→ ACTIVITY: Go through the entries below and pick out every line with "kind".

+++ GIVEN INFORMATION +++

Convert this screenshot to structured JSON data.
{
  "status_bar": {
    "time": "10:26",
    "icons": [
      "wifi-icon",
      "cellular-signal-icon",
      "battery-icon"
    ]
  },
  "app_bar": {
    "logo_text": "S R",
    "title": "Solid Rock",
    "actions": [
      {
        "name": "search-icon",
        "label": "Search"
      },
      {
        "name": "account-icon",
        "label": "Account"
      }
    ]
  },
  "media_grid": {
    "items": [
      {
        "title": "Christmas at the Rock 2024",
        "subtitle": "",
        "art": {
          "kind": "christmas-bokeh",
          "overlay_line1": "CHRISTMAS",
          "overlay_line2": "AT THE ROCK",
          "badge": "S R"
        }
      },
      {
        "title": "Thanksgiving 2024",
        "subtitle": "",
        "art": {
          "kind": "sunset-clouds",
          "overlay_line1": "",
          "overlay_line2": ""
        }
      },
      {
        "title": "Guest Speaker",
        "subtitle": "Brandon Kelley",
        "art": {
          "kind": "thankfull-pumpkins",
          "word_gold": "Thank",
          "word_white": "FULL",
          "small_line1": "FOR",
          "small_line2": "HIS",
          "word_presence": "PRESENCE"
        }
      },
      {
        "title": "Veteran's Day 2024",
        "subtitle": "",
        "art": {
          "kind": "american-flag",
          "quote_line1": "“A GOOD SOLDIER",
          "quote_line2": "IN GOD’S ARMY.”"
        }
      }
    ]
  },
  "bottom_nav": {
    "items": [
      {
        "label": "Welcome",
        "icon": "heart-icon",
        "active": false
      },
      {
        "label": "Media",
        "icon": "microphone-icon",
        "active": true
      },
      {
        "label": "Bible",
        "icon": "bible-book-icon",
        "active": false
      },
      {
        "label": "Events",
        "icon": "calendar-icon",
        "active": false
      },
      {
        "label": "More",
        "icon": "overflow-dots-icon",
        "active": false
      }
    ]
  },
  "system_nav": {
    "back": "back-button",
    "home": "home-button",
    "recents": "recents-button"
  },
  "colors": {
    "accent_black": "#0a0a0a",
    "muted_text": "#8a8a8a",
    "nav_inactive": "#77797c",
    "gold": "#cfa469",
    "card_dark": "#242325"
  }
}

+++

→ REPLY TO THE TASK:
          "kind": "christmas-bokeh",
          "kind": "sunset-clouds",
          "kind": "thankfull-pumpkins",
          "kind": "american-flag",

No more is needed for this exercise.